## Data
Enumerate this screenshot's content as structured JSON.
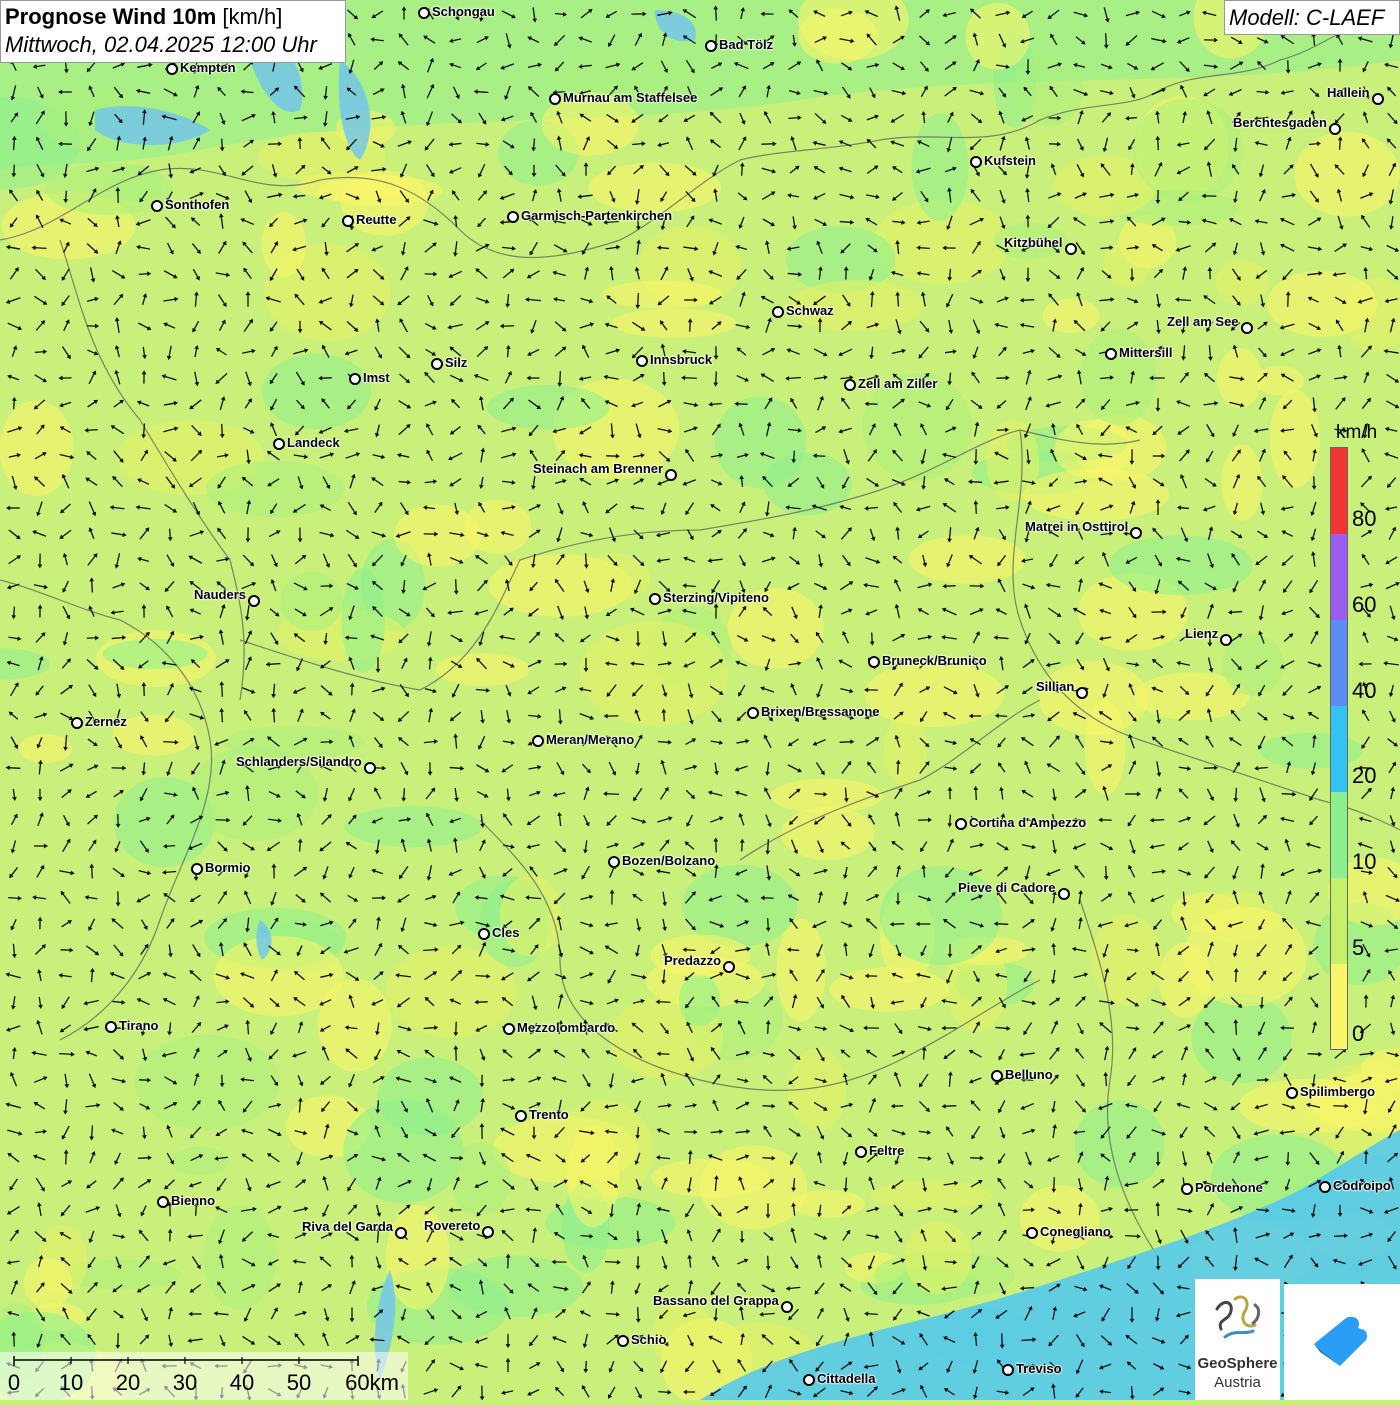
{
  "header": {
    "title_bold": "Prognose Wind 10m",
    "title_unit": "[km/h]",
    "subtitle": "Mittwoch, 02.04.2025 12:00 Uhr",
    "model": "Modell: C-LAEF"
  },
  "legend": {
    "unit": "km/h",
    "classes": [
      {
        "label": "0",
        "color": "#fbf56a"
      },
      {
        "label": "5",
        "color": "#c6f06a"
      },
      {
        "label": "10",
        "color": "#8df08e"
      },
      {
        "label": "20",
        "color": "#34c2f2"
      },
      {
        "label": "40",
        "color": "#5a8cf2"
      },
      {
        "label": "60",
        "color": "#9b5ef0"
      },
      {
        "label": "80",
        "color": "#f23434"
      }
    ]
  },
  "scale": {
    "labels": [
      "0",
      "10",
      "20",
      "30",
      "40",
      "50",
      "60km"
    ]
  },
  "cities": [
    {
      "name": "Schongau",
      "side": "r"
    },
    {
      "name": "Bad Tölz",
      "side": "r"
    },
    {
      "name": "Kempten",
      "side": "r"
    },
    {
      "name": "Murnau am Staffelsee",
      "side": "r"
    },
    {
      "name": "Hallein",
      "side": "l"
    },
    {
      "name": "Berchtesgaden",
      "side": "l"
    },
    {
      "name": "Kufstein",
      "side": "r"
    },
    {
      "name": "Sonthofen",
      "side": "r"
    },
    {
      "name": "Reutte",
      "side": "r"
    },
    {
      "name": "Garmisch-Partenkirchen",
      "side": "r"
    },
    {
      "name": "Kitzbühel",
      "side": "l"
    },
    {
      "name": "Schwaz",
      "side": "r"
    },
    {
      "name": "Zell am See",
      "side": "l"
    },
    {
      "name": "Mittersill",
      "side": "r"
    },
    {
      "name": "Silz",
      "side": "r"
    },
    {
      "name": "Innsbruck",
      "side": "r"
    },
    {
      "name": "Imst",
      "side": "r"
    },
    {
      "name": "Zell am Ziller",
      "side": "r"
    },
    {
      "name": "Landeck",
      "side": "r"
    },
    {
      "name": "Steinach am Brenner",
      "side": "l"
    },
    {
      "name": "Matrei in Osttirol",
      "side": "l"
    },
    {
      "name": "Nauders",
      "side": "l"
    },
    {
      "name": "Sterzing/Vipiteno",
      "side": "r"
    },
    {
      "name": "Lienz",
      "side": "l"
    },
    {
      "name": "Bruneck/Brunico",
      "side": "r"
    },
    {
      "name": "Sillian",
      "side": "l"
    },
    {
      "name": "Zernez",
      "side": "r"
    },
    {
      "name": "Brixen/Bressanone",
      "side": "r"
    },
    {
      "name": "Meran/Merano",
      "side": "r"
    },
    {
      "name": "Schlanders/Silandro",
      "side": "l"
    },
    {
      "name": "Cortina d'Ampezzo",
      "side": "r"
    },
    {
      "name": "Bozen/Bolzano",
      "side": "r"
    },
    {
      "name": "Bormio",
      "side": "r"
    },
    {
      "name": "Pieve di Cadore",
      "side": "l"
    },
    {
      "name": "Cles",
      "side": "r"
    },
    {
      "name": "Predazzo",
      "side": "l"
    },
    {
      "name": "Tirano",
      "side": "r"
    },
    {
      "name": "Mezzolombardo",
      "side": "r"
    },
    {
      "name": "Belluno",
      "side": "r"
    },
    {
      "name": "Spilimbergo",
      "side": "r"
    },
    {
      "name": "Trento",
      "side": "r"
    },
    {
      "name": "Feltre",
      "side": "r"
    },
    {
      "name": "Pordenone",
      "side": "r"
    },
    {
      "name": "Codroipo",
      "side": "r"
    },
    {
      "name": "Bienno",
      "side": "r"
    },
    {
      "name": "Riva del Garda",
      "side": "l"
    },
    {
      "name": "Rovereto",
      "side": "l"
    },
    {
      "name": "Conegliano",
      "side": "r"
    },
    {
      "name": "Bassano del Grappa",
      "side": "l"
    },
    {
      "name": "Schio",
      "side": "r"
    },
    {
      "name": "Treviso",
      "side": "r"
    },
    {
      "name": "Cittadella",
      "side": "r"
    }
  ],
  "logos": {
    "geosphere_line1": "GeoSphere",
    "geosphere_line2": "Austria"
  }
}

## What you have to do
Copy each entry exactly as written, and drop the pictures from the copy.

## Worked solution
Enumerate this screenshot's content as structured JSON.
{
  "header": {
    "title_bold": "Prognose Wind 10m",
    "title_unit": "[km/h]",
    "subtitle": "Mittwoch, 02.04.2025 12:00 Uhr",
    "model": "Modell: C-LAEF"
  },
  "legend": {
    "unit": "km/h",
    "classes": [
      {
        "label": "0",
        "color": "#fbf56a"
      },
      {
        "label": "5",
        "color": "#c6f06a"
      },
      {
        "label": "10",
        "color": "#8df08e"
      },
      {
        "label": "20",
        "color": "#34c2f2"
      },
      {
        "label": "40",
        "color": "#5a8cf2"
      },
      {
        "label": "60",
        "color": "#9b5ef0"
      },
      {
        "label": "80",
        "color": "#f23434"
      }
    ]
  },
  "scale": {
    "labels": [
      "0",
      "10",
      "20",
      "30",
      "40",
      "50",
      "60km"
    ]
  },
  "cities": [
    {
      "name": "Schongau",
      "side": "r"
    },
    {
      "name": "Bad Tölz",
      "side": "r"
    },
    {
      "name": "Kempten",
      "side": "r"
    },
    {
      "name": "Murnau am Staffelsee",
      "side": "r"
    },
    {
      "name": "Hallein",
      "side": "l"
    },
    {
      "name": "Berchtesgaden",
      "side": "l"
    },
    {
      "name": "Kufstein",
      "side": "r"
    },
    {
      "name": "Sonthofen",
      "side": "r"
    },
    {
      "name": "Reutte",
      "side": "r"
    },
    {
      "name": "Garmisch-Partenkirchen",
      "side": "r"
    },
    {
      "name": "Kitzbühel",
      "side": "l"
    },
    {
      "name": "Schwaz",
      "side": "r"
    },
    {
      "name": "Zell am See",
      "side": "l"
    },
    {
      "name": "Mittersill",
      "side": "r"
    },
    {
      "name": "Silz",
      "side": "r"
    },
    {
      "name": "Innsbruck",
      "side": "r"
    },
    {
      "name": "Imst",
      "side": "r"
    },
    {
      "name": "Zell am Ziller",
      "side": "r"
    },
    {
      "name": "Landeck",
      "side": "r"
    },
    {
      "name": "Steinach am Brenner",
      "side": "l"
    },
    {
      "name": "Matrei in Osttirol",
      "side": "l"
    },
    {
      "name": "Nauders",
      "side": "l"
    },
    {
      "name": "Sterzing/Vipiteno",
      "side": "r"
    },
    {
      "name": "Lienz",
      "side": "l"
    },
    {
      "name": "Bruneck/Brunico",
      "side": "r"
    },
    {
      "name": "Sillian",
      "side": "l"
    },
    {
      "name": "Zernez",
      "side": "r"
    },
    {
      "name": "Brixen/Bressanone",
      "side": "r"
    },
    {
      "name": "Meran/Merano",
      "side": "r"
    },
    {
      "name": "Schlanders/Silandro",
      "side": "l"
    },
    {
      "name": "Cortina d'Ampezzo",
      "side": "r"
    },
    {
      "name": "Bozen/Bolzano",
      "side": "r"
    },
    {
      "name": "Bormio",
      "side": "r"
    },
    {
      "name": "Pieve di Cadore",
      "side": "l"
    },
    {
      "name": "Cles",
      "side": "r"
    },
    {
      "name": "Predazzo",
      "side": "l"
    },
    {
      "name": "Tirano",
      "side": "r"
    },
    {
      "name": "Mezzolombardo",
      "side": "r"
    },
    {
      "name": "Belluno",
      "side": "r"
    },
    {
      "name": "Spilimbergo",
      "side": "r"
    },
    {
      "name": "Trento",
      "side": "r"
    },
    {
      "name": "Feltre",
      "side": "r"
    },
    {
      "name": "Pordenone",
      "side": "r"
    },
    {
      "name": "Codroipo",
      "side": "r"
    },
    {
      "name": "Bienno",
      "side": "r"
    },
    {
      "name": "Riva del Garda",
      "side": "l"
    },
    {
      "name": "Rovereto",
      "side": "l"
    },
    {
      "name": "Conegliano",
      "side": "r"
    },
    {
      "name": "Bassano del Grappa",
      "side": "l"
    },
    {
      "name": "Schio",
      "side": "r"
    },
    {
      "name": "Treviso",
      "side": "r"
    },
    {
      "name": "Cittadella",
      "side": "r"
    }
  ],
  "logos": {
    "geosphere_line1": "GeoSphere",
    "geosphere_line2": "Austria"
  }
}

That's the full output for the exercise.